"Freeport Sand Manufacturers: The other main competitor for Ocean Cay is Martin Marietta in Freeport, Grand Bahama, who enjoys a full tax free and royalty free business environment under the Hawksbill Creek Agreement. "This combined with the fact that Martin Marietta is one of the strongest aggregate producers in the U.S. makes Ocean Cay's position even more disadvantageous."
In that document to the former administration obtained by National Review, Sandy Cay proposed a royalty fee rate either in line with the original lease or no more than eight percent of the sales price (typical sales price is between $8 to $30 per ton; so, a royalty fee of between $0.64 and $2.40 per ton).
The report said, "The harvesting of aragonite through mining, followed by manufacturing, classifying, shipping and distribution, is a costly process which requires significant capital investment and a strong sales and marketing costs.
"Unlike any other mined mineral, aragonite is organic and classified by the USDA as a renewable resource, meaning that Ocean Cay is not depleting a natural resource of The Bahamas.
"According to scientific data combined with carbon analysis it is proven that aragonite is forming on a daily basis on the banks of The Bahamas. Ocean Cay is merely practicing underwater agriculture by harvesting the aragonite which is growing daily.
"We hope that you sincerely appreciate the costly investment we have made in this facility to produce one of the only green renewable minerals in the world. We sincerely need your support in making this project a success, consequently your understanding of our commitment and the costs associated with this is critical in making this a success for both Ocean Cay and The Bahamas."
Again, Myers said Sandy Cay has not and is not now making a profit.
So how has it been able to stay in business and why is it still in business?
Myers told us, "Through years of scientific and market research funded by us and the acceptance of independent public institutional research, we have now finally obtained global recognition and acceptance of ooilitic aragonite as a sustainable mineral.
"Major global companies like Procter and Gamble, McDonald's and Walmart are concerned over the environmental impact of the packaging of their products.
"The ecological concern has been a catalyst for their interest in oolitic aragonite.
"And all of these companies really recognize sustainability and the need for protecting our environment.
"The also recognize the fact that this mineral is unique in the fact that it is a major contributor to carbon sequestration from our environment.
"They love how the product fits into their global concerns, but it must be fairly priced and competitive within their respective markets."
Myers added, "They think oolitic aragonite is a great replacement to normal calcium carbonate because normal calcium carbonate also uses this market, but this is much better.
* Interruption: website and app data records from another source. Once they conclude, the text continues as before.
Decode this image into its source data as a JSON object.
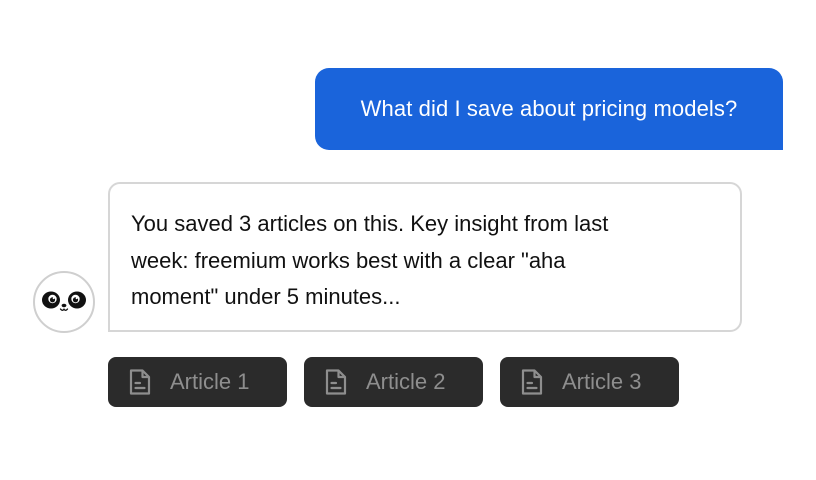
{
  "conversation": {
    "user_message": "What did I save about pricing models?",
    "assistant_message": "You saved 3 articles on this. Key insight from last\nweek: freemium works best with a clear \"aha\nmoment\" under 5 minutes...",
    "assistant_avatar_icon": "panda-face-icon"
  },
  "sources": [
    {
      "label": "Article 1",
      "icon": "document-icon"
    },
    {
      "label": "Article 2",
      "icon": "document-icon"
    },
    {
      "label": "Article 3",
      "icon": "document-icon"
    }
  ],
  "colors": {
    "user_bubble": "#1a64db",
    "assistant_border": "#d6d6d6",
    "chip_background": "#2b2b2b",
    "chip_text": "#8e8e8e"
  }
}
"It's not damaging the environment. It's being regenerated every year and they have to show to their consumers...that they're interested in cleaning up the environment. They're interested in using ecologically sound materials."
Myers believes Sandy Cay in the future will turn a profit.
"We hope that this will generate into a business whereby we're able to sell more into the plastics market and we are slowly making some very good inroads," he told National Review.
"We've made some small steps toward a successful business, and The Bahamas will be recognized for this contribution in a fair and equitable market driven manner.
"The Bahamian people and our company shall in due course reap the rewards of the hard efforts of our governments in developing this resource."